O'Neill Level Three Gallery Exhibits

Level Three Gallery is an exhibition area in the O'Neill Library. Faculty members and alumni are encouraged to submit exhibition proposals.
Return to the O'Neill Level Three Gallery Archives

Seeing Pink
Photographs by Lisa Kessler, Professor in the Fine Arts Department

September - December, 2016

Seeing Pink   exhibit poster

This selection of photographs is part of a larger body of work called Seeing Pink, about the idea of the color pink in America.

Why pink? First, it’s a sensational color. Pink stands out, it draws our eye and affects our senses. And secondly, it is jam-packed with all kinds of meanings, many of them conflicting. I was not a fan of the color pink. But I like conflict, I like meaning, and I wanted to work on a project that might make people smile.

Right from the start I made a list of connotations: pink means feminine and female. It connotes innocence, vulnerability, and softness. It can mean intimate or powerful (roller derby), provocative, aberrant or sickening (Pepto Bismol pink). It can be eccentric, defiant (Code Pink!), playful, or plastic. Rare meat is pink; in pornography pink is slang for vagina. I knew I had a lot to work with.

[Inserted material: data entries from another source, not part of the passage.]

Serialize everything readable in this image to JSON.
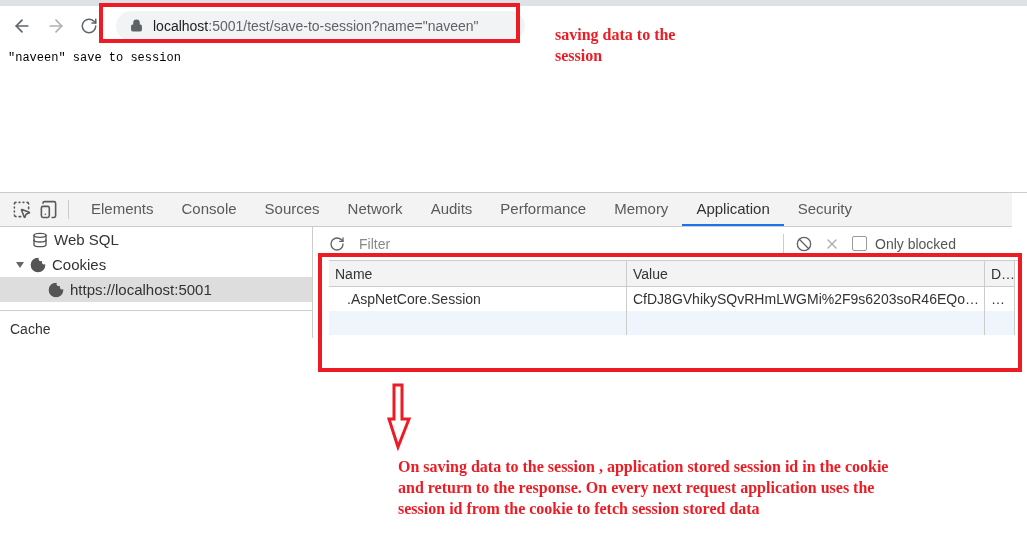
{
  "browser": {
    "url_host": "localhost",
    "url_rest": ":5001/test/save-to-session?name=\"naveen\""
  },
  "page": {
    "text": "\"naveen\" save to session"
  },
  "devtools": {
    "tabs": [
      {
        "label": "Elements",
        "selected": false
      },
      {
        "label": "Console",
        "selected": false
      },
      {
        "label": "Sources",
        "selected": false
      },
      {
        "label": "Network",
        "selected": false
      },
      {
        "label": "Audits",
        "selected": false
      },
      {
        "label": "Performance",
        "selected": false
      },
      {
        "label": "Memory",
        "selected": false
      },
      {
        "label": "Application",
        "selected": true
      },
      {
        "label": "Security",
        "selected": false
      }
    ],
    "sidebar": {
      "items": [
        {
          "label": "Web SQL",
          "kind": "database",
          "selected": false
        },
        {
          "label": "Cookies",
          "kind": "cookies",
          "selected": false,
          "expanded": true,
          "children": [
            {
              "label": "https://localhost:5001",
              "kind": "cookie",
              "selected": true
            }
          ]
        }
      ],
      "section": "Cache"
    },
    "filter": {
      "placeholder": "Filter"
    },
    "only_blocked": {
      "label": "Only blocked",
      "checked": false
    },
    "table": {
      "columns": [
        "Name",
        "Value",
        "D…"
      ],
      "rows": [
        {
          "cells": [
            ".AspNetCore.Session",
            "CfDJ8GVhikySQvRHmLWGMi%2F9s6203soR46EQo…",
            "…"
          ]
        }
      ]
    }
  },
  "annotations": {
    "url_note": "saving data to the session",
    "cookie_note": "On saving data to the session , application stored session id in the cookie and return to the response. On every next request application uses the session id from the cookie to fetch session stored data"
  }
}
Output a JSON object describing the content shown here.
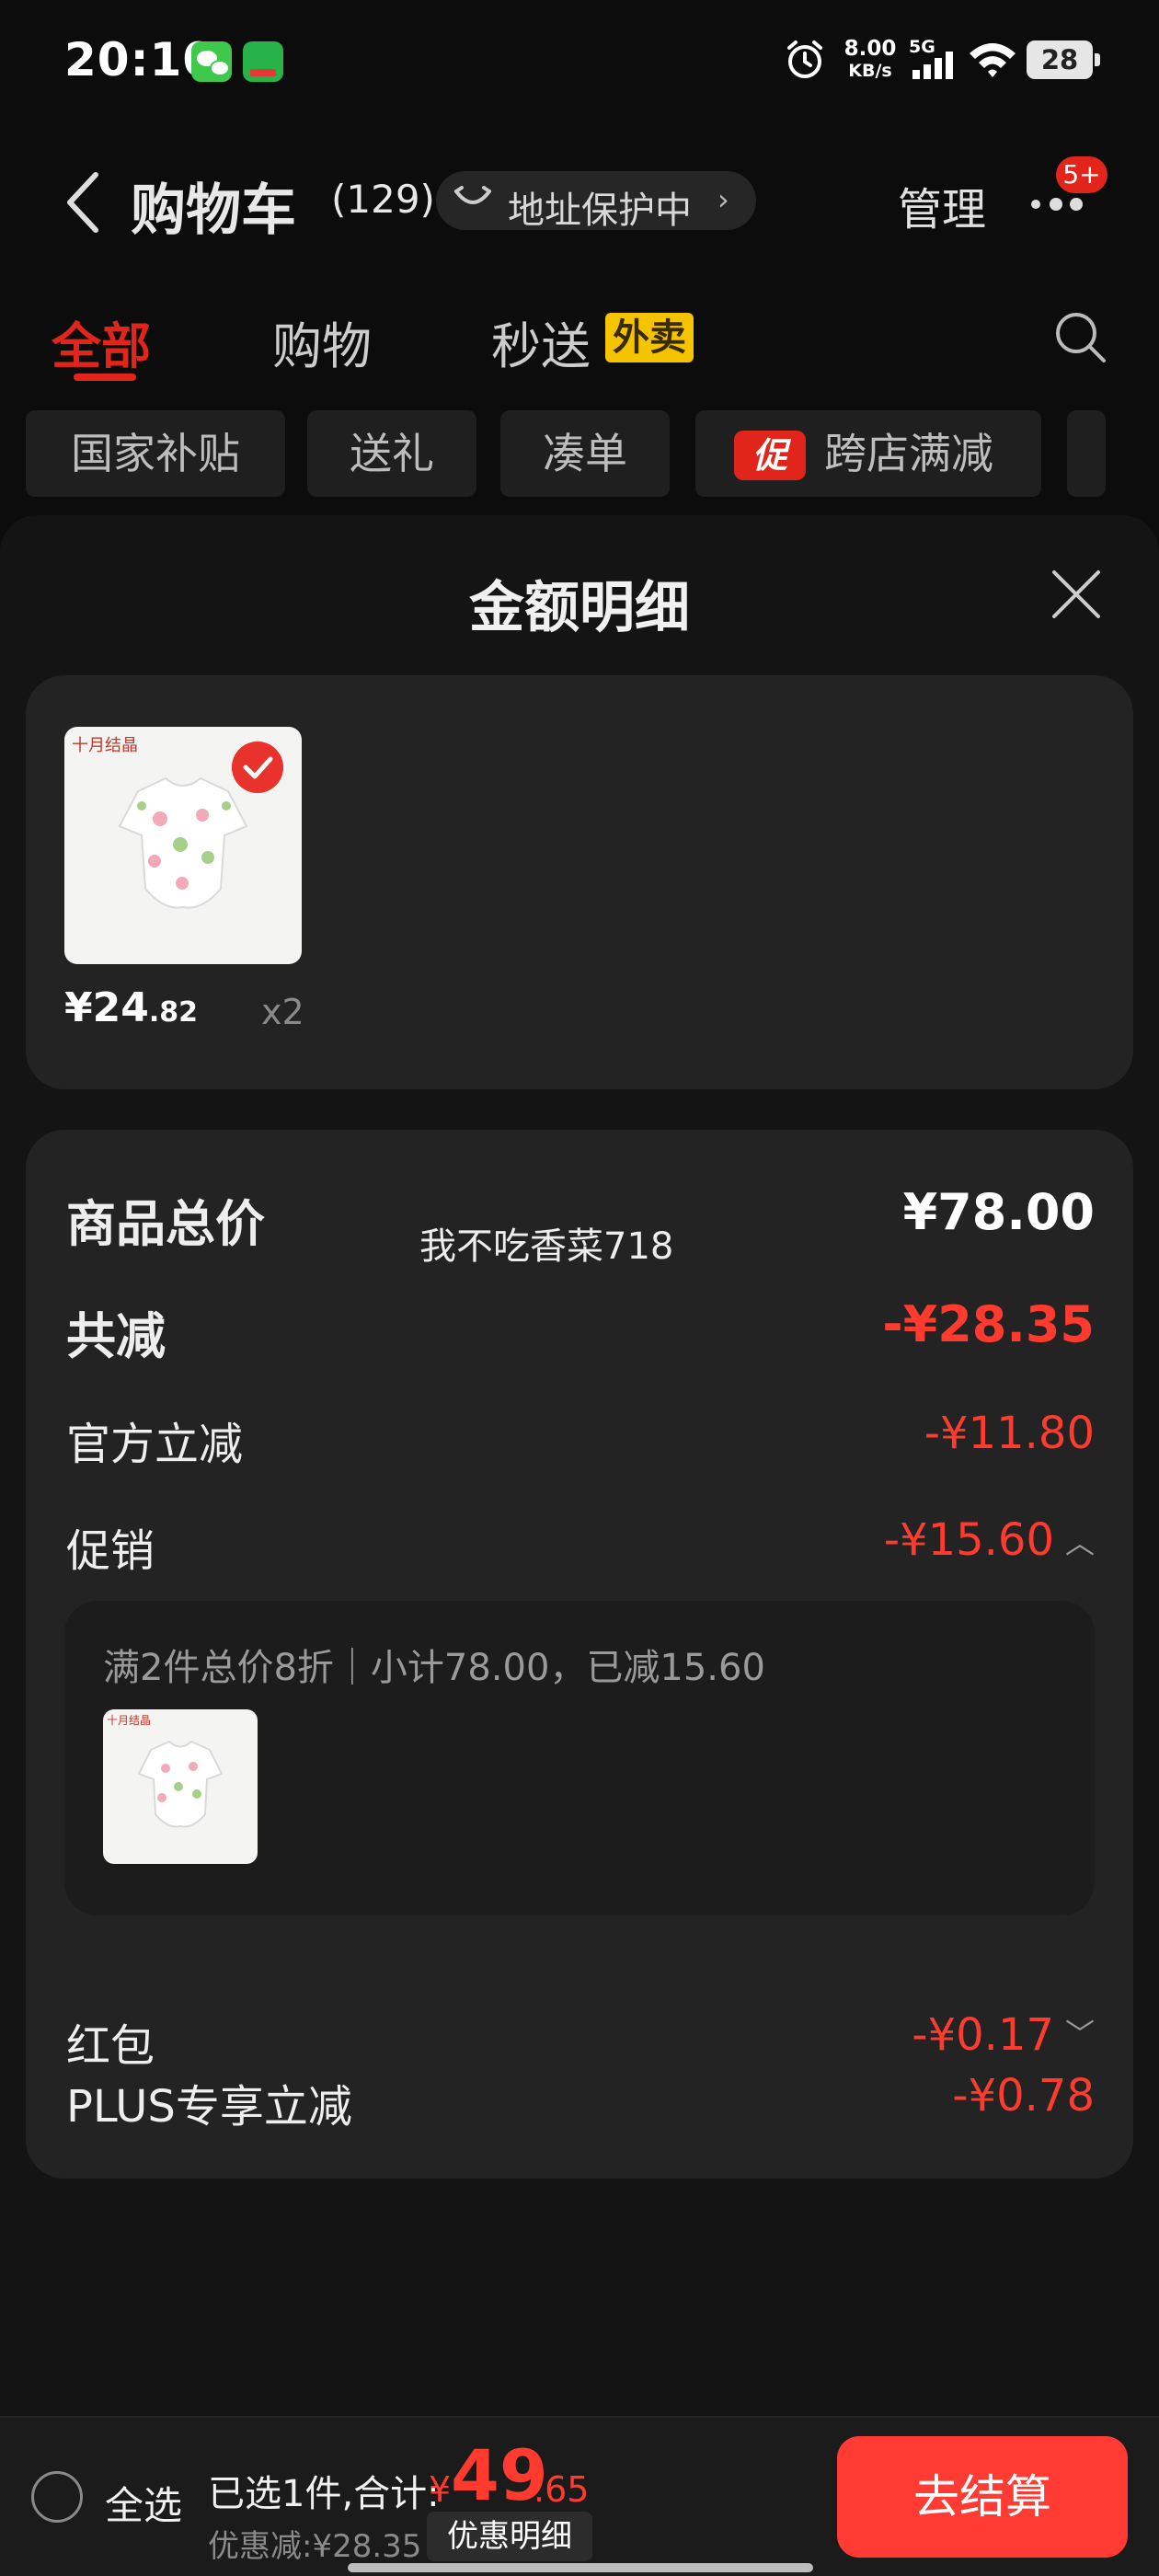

The color has a rich political history: A "Pinko" refers to anyone sympathetic to the left. The Nazis marked homosexuals with a pink triangle (yellow for Jews, red for political prisoners, green for criminals, etc.) – a pink triangle that gay rights activists turned upside down and re-appropriated as a symbol of pride in the 1970s.

Today the color pink is used to humiliate men in the Maricopa County, Arizona prisons and to annoy visiting football teams at the University of Iowa, but men and women also use it to assert their freedom from cultural norms. Pink is a signifier masquerading as a color. It confines and liberates, and ultimately holds a mirror to our culture.

- Lisa Kessler. professor in the Fine Arts Department, 2016

This selection of photographs is part of a larger body of work called Seeing Pink, about the idea of the color pink in America.

Why pink? First, it’s a sensational color. Pink stands out, it draws our eye and affects our senses. And secondly, it is jam-packed with all kinds of meanings, many of them conflicting. I was not a fan of the color pink. But I like conflict, I like meaning, and I wanted to work on a project that might make people smile.

Right from the start I made a list of connotations: pink means feminine and female. It connotes innocence, vulnerability, and softness. It can mean intimate or powerful (roller derby), provocative, aberrant or sickening (Pepto Bismol pink). It can be eccentric, defiant (Code Pink!), playful, or plastic. Rare meat is pink; in pornography pink is slang for vagina. I knew I had a lot to work with.

The color has a rich political history: A "Pinko" refers to anyone sympathetic to the left. The Nazis marked homosexuals with a pink triangle (yellow for Jews, red for political prisoners, green for criminals, etc.) – a pink triangle that gay rights activists turned upside down and re-appropriated as a symbol of pride in the 1970s.

Today the color pink is used to humiliate men in the Maricopa County, Arizona prisons and to annoy visiting football teams at the University of Iowa, but men and women also use it to assert their freedom from cultural norms. Pink is a signifier masquerading as a color. It confines and liberates, and ultimately holds a mirror to our culture.

- Lisa Kessler. professor in the Fine Arts Department, 2016

Seeing Pink   exhibit poster